So that would indicate that the bond investors’ best hope is for the Democrats to be successful in impeaching Trump and as quickly as possible and push the economy in the other direction.

Of course, as some of us might remember from our junior high civics or American government class (do they still teach that in schools?), impeachment is not the same thing as removal from office. President Clinton and President Andrew Johnson were both impeached, but neither was removed from office, having prevailed in the subsequent trial in the Senate. (That’s the part most giddy news stories about the current impeachment drama leave out). But then again, the entire Democrat strategy is really about generating as many headlines as possible with the words “Trump” and “impeachment” close together, as if that’s good enough.

So impeachment isn’t such a great political or electoral strategy. Neither is it a good bond investment strategy.

Let's get back to the jobs reports, which was described variously as a “blowout” or “blockbuster” or words close to that. Continue reading "Good News Is… Good News"

Ignorance Is Bliss

Are the financial markets not paying attention? Or is that a good thing?

I keep asking myself those questions while I watch the major U.S. stock market indexes soar to new heights on a regular basis, while bond prices retreat – and yields rise – after hitting crisis levels early in the year.

The markets are saying: everything is just fine. The economy is humming along, consumers are spending, everyone who wants one can get a job, but just in case, the Federal Reserve is keeping interest rates low and monetary policy accommodative. How can things possibly get any better?

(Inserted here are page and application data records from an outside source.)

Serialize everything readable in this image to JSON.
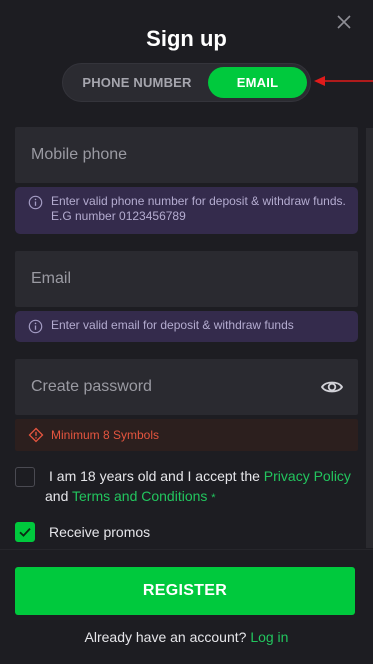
{
  "modal": {
    "title": "Sign up",
    "close_icon": "close-icon"
  },
  "tabs": [
    {
      "label": "PHONE NUMBER",
      "active": false
    },
    {
      "label": "EMAIL",
      "active": true
    }
  ],
  "fields": {
    "phone": {
      "placeholder": "Mobile phone",
      "value": "",
      "hint": "Enter valid phone number for deposit & withdraw funds. E.G number 0123456789"
    },
    "email": {
      "placeholder": "Email",
      "value": "",
      "hint": "Enter valid email for deposit & withdraw funds"
    },
    "password": {
      "placeholder": "Create password",
      "value": "",
      "error": "Minimum 8 Symbols",
      "toggle_icon": "eye-icon"
    }
  },
  "terms": {
    "checked": false,
    "text_before": "I am 18 years old and I accept the ",
    "privacy_link": "Privacy Policy",
    "and": " and ",
    "terms_link": "Terms and Conditions",
    "required_mark": "*"
  },
  "promos": {
    "checked": true,
    "label": "Receive promos"
  },
  "register_button": "REGISTER",
  "login": {
    "prompt": "Already have an account?",
    "link": "Log in"
  },
  "colors": {
    "background": "#1d1d22",
    "field": "#2a2a30",
    "accent_green": "#00c93d",
    "link_green": "#22c55e",
    "hint_bg": "#342b4c",
    "error_bg": "#2c1f1e",
    "error_text": "#e5553f",
    "annotation_red": "#e01b1b"
  }
}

But are we getting a little too comfortable?

Stock prices are rising, and bond prices are falling even as the main Democrat presidential hopefuls try to top one another with the most profligate government giveaways they can think up – Medicare for All, free college tuition, student loan forgiveness, free health care for illegal aliens, reparations for slavery, you name it – while their peers in the House are trying desperately to drive President Trump from the White House, so they don’t have to face him on Election Day next year.

To say that there is a huge disconnect between the political world and the financial world is a huge understatement.

At some point, will investors look over this depressing – and rather scary – landscape and take their chips off the table? Or do they really believe that all of this silliness will eventually blow over and Trump – whom the financial markets seem to like, or at least are comfortable with – will arise victorious after the impeachment witch hunt plays itself out and the current field of Democrat presidential wannabes thins out? Continue reading "Ignorance Is Bliss"